Adventure Cycling’s Leadership Training Course (LTC) is designed for experienced bicycle travelers who wish to learn our philosophy of leadership and how it applies to self-contained and supported bicycle tours. Participants will spend four days with our road-savvy leaders exploring the dynamics of outdoor leadership, the hows and whys of group motivation, and successful conflict resolution. We’ll also discuss bicycle repair, camping how-tos, food preparation, chore rotation, cycling safety, and more.
Your LTC experience will be beneficial regardless of how you end up using the knowledge and skills you’ll gain. Some attendees wish to form their own tour companies while others simply hope to acquire expertise in organizing and leading club rides or bike adventures with friends. Participants are sometimes seeking new perspectives for their workplaces or to hone personal leadership and relationship skills. Whatever your goals, this course offers opportunities for serious introspection and self-evaluation as you discover what it takes to be an effective outdoor leader. (Prospective Adventure Cycling tour leaders must complete this course. Those who take the LTC with the goal of becoming an Adventure Cycling tour leader should have some prior bike-touring experience).
|Start Date:||Sep 21, 2015||End Date:||Sep 24, 2015|
|Start Location:||Littleton, MA||End Location:||Littleton, MA|
|Airport:||Logan International (BOS)||Tour Leader:||Tammy Schurr|
|Level of Support:||Education||Cost:||$529.00|
We'll get things underway at 4:00 p.m. After saying our hellos and giving personal introductions, the course staff will present an overview of the coming days.
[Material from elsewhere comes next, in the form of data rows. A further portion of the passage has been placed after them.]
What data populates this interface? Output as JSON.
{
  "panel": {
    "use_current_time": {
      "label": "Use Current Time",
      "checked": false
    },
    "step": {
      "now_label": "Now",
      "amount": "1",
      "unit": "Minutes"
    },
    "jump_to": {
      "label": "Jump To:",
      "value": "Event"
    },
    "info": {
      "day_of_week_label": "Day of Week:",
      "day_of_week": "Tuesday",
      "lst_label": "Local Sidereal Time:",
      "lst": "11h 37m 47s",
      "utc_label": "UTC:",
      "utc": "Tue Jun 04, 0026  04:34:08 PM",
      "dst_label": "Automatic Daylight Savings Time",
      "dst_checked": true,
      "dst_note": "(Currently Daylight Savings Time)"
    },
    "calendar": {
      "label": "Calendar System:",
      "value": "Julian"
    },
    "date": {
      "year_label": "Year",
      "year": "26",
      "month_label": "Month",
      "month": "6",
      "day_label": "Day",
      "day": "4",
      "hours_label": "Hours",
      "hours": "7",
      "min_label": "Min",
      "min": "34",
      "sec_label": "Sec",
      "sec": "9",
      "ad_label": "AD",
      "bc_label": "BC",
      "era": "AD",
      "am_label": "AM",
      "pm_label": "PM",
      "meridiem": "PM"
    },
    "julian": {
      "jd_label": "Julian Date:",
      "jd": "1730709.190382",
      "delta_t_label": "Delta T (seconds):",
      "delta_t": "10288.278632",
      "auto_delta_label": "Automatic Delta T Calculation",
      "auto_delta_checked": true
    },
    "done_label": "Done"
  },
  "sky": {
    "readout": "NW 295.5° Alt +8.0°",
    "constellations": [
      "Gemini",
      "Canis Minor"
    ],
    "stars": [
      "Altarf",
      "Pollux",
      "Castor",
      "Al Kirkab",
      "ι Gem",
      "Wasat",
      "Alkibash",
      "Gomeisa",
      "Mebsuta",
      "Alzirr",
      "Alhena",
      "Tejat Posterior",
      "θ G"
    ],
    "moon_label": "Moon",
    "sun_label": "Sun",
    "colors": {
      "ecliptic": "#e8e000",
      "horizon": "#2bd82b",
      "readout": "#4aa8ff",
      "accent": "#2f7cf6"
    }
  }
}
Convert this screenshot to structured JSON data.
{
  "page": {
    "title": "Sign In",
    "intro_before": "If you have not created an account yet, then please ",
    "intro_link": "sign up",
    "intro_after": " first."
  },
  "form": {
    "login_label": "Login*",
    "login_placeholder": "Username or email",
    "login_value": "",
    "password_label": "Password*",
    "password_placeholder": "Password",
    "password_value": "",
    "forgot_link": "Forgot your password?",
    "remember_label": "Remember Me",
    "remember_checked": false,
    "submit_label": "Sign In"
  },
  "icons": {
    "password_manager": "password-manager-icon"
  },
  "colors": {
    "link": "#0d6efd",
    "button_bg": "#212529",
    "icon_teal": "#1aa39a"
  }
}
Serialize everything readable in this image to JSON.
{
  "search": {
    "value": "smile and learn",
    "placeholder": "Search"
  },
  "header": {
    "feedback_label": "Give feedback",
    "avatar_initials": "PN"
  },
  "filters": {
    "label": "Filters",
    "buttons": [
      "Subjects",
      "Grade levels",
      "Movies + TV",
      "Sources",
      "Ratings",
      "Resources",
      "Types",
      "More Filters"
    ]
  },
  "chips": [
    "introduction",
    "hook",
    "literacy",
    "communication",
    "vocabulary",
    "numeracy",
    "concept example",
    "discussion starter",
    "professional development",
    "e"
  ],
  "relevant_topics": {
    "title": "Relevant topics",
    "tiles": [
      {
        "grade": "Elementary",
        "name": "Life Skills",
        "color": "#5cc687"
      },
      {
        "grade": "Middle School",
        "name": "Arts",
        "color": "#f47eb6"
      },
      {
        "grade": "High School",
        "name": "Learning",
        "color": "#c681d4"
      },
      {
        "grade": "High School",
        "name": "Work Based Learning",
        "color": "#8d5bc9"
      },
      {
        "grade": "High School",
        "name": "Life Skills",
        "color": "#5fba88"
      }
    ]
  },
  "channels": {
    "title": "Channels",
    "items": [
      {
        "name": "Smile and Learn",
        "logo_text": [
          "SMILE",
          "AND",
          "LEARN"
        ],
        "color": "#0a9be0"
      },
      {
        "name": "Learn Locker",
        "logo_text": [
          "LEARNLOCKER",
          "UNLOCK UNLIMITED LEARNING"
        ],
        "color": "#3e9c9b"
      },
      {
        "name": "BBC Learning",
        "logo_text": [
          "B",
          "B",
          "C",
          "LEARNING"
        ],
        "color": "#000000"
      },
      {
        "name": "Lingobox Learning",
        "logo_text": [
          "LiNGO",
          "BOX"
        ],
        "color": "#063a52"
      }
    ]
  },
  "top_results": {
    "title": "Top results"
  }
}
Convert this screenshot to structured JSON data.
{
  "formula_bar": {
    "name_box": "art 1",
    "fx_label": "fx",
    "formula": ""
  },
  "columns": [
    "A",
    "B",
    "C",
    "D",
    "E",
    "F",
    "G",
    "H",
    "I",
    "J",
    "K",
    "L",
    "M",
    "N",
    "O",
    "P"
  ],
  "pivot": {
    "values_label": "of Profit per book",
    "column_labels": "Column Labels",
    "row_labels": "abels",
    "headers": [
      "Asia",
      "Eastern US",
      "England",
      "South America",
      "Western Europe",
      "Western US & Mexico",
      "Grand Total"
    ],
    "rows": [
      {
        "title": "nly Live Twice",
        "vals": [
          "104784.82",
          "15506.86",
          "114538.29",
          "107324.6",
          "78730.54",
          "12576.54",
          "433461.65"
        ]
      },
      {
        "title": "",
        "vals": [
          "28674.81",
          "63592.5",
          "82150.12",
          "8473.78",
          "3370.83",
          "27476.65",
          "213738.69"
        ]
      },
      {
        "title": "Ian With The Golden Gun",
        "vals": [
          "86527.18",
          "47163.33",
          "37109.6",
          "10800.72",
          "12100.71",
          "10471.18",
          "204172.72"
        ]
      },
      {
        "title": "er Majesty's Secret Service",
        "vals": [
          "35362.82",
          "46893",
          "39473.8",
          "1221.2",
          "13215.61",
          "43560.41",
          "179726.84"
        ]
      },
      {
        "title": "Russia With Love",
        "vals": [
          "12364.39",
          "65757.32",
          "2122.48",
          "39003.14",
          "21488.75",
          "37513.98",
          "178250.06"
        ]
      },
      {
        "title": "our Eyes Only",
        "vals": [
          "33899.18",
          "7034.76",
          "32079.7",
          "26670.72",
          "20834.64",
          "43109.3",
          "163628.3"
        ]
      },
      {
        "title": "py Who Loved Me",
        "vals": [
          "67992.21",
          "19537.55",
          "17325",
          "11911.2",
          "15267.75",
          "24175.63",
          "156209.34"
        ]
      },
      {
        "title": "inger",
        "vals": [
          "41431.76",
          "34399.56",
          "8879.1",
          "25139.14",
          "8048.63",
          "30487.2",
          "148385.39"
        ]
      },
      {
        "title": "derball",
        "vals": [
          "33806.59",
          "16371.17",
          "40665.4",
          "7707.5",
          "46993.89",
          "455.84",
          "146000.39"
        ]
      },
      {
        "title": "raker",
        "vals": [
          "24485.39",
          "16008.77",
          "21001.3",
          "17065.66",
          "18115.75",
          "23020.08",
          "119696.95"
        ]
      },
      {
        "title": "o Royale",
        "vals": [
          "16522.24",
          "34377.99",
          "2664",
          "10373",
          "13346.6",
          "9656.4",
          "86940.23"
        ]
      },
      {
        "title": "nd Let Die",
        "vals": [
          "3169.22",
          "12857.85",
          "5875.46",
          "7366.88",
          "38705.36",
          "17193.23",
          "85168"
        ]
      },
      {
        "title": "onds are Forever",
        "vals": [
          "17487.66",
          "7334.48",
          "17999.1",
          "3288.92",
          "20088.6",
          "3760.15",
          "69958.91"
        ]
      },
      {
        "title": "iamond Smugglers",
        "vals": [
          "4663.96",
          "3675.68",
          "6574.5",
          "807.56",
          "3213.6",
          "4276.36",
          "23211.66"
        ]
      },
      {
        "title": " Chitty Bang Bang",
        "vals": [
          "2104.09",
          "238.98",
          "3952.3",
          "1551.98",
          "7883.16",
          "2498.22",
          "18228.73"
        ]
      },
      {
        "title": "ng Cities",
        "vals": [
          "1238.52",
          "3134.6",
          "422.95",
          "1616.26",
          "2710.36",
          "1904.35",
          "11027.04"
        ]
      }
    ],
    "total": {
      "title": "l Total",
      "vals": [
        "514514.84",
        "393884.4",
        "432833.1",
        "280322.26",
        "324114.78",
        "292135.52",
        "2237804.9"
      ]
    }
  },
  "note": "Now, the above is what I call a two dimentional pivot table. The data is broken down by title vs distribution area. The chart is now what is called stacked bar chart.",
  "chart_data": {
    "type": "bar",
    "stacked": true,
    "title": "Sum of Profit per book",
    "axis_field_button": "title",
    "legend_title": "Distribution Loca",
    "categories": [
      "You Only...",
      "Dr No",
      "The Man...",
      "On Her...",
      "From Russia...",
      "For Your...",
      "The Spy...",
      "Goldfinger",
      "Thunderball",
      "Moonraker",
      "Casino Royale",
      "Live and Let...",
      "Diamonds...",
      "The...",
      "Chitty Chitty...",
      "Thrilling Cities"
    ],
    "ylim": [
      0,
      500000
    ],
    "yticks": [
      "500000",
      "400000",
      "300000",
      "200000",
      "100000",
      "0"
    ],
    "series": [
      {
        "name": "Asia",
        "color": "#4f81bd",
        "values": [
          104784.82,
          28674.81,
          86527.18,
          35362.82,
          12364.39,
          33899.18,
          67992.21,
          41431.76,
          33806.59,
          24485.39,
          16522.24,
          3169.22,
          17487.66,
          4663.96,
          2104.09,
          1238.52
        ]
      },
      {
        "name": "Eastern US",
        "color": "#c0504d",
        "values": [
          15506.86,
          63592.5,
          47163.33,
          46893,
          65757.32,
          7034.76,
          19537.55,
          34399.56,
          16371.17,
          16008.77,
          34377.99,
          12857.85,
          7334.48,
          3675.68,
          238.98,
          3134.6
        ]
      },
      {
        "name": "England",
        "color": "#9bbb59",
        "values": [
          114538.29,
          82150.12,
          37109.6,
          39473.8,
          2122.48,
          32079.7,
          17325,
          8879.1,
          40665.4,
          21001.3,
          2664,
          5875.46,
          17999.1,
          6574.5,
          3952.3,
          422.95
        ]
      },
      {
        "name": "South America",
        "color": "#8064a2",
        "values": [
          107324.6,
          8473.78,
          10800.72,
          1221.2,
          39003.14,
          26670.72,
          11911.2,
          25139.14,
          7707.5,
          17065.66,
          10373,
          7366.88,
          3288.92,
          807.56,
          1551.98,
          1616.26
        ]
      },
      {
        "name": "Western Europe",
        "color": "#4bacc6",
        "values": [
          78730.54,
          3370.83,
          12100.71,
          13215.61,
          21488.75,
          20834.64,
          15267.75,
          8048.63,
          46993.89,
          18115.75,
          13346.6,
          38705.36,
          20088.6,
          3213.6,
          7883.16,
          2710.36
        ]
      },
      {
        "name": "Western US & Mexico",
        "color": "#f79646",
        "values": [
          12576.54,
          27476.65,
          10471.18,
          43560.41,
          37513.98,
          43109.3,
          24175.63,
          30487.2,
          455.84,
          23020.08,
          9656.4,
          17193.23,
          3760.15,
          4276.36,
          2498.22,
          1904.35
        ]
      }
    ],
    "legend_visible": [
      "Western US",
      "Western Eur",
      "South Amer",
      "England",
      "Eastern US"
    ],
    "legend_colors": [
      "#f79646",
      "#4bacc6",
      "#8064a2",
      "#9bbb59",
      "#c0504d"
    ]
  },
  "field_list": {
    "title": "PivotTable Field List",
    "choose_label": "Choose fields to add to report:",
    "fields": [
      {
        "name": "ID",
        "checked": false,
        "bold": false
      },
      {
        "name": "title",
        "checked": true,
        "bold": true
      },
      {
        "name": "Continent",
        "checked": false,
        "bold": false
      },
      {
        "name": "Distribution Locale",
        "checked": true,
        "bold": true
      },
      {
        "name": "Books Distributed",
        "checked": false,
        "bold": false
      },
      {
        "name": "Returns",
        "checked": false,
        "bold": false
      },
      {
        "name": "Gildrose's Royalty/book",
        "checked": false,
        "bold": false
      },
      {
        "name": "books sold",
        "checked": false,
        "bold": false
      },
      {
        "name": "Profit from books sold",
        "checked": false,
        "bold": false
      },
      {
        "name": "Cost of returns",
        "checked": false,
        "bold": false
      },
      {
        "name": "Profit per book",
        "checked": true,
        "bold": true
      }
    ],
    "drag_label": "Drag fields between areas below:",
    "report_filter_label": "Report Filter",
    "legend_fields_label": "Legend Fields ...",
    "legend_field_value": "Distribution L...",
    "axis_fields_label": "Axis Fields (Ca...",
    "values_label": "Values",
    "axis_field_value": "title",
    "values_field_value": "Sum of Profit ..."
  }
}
You'll begin to understand why you're going to find this course personally relevant, regardless of whether you harbor hopes of leading an Adventure Cycling cross-country tour or simply want to hone your personal leadership skills.
After an early breakfast prepared by the staff, we’ll jump into the day’s agenda, covering Adventure Cycling tour-specific leadership, bicycle safety and group touring techniques, and public relations on the road. After lunch, during which we’ll discuss nutritional requirements and get a demonstration of the safe use of camp stoves, we’ll bicycle to a nearby grocery store to stock up on food for our next few meals. We’ll get back to our base in time for the evening’s designated cooks to prepare the group meal, while non-cooks can take an optional bike ride. After dinner, we’ll break into small groups to talk about tour logistics, planning, and administration.
After another hearty breakfast, it’s time for role-playing exercises and a discussion of group dynamics, how to improve them, and how to use them to your favor as a leader. Later in the day, we’ll discuss group cooking and camping equipment, and delve into repairs on the road. After another ride, we’ll all enjoy dinner prepared by the afternoon’s designated cooks before we regroup to learn about map meetings and on-the-road navigation. We’ll close the evening with the always entertaining Leadership Training Course talent show.
Following our final breakfast together and another role-playing session with our advisors, we’ll conduct a group awards ceremony. Before we all bid farewell to our fellow Future Tour Leaders of America, each participant will have a chance to meet with an instructor to receive an evaluation and invaluable feedback, especially important if you plan to lead future Adventure Cycling tours.
"The role play sessions were outstanding! As participants (and my colleagues agreed), the role play allowed us to really internalize (learn) the classroom instruction."
2014 Tour Participant
"Great people leading and participating and great curriculum."
2013 Tour Participant
"I enjoyed the company of the participants and leaders. Each person openly shared their experience which was very helpful and enlightening"
2014 Tour Participant
"I want to thank you all again for the energy and care you put into our training [in the Leadership Training Course]. I have seldom seen workshop leaders so consistently model the skills they wish the participants to gain. I was thrilled to see that the ACA is so inclusive and is truly adventure oriented. I often find that adventure experiences are high on perceived challenge and actually quite low on actual challenge - most of the risk is so carefully managed for the participants that they don't have the opportunity to experience "the dignity of their own suffering" that has taught us all so much in life. Thanks for reminding me to trust the experience to do the important teaching. [We] do hope to lead an Adventure Cycling tour in the future - perhaps we'll have the great opportunity to work with some or all of you in the future as well."
DAVE CRAIG, ADVENTURE EDUCATION FACULTY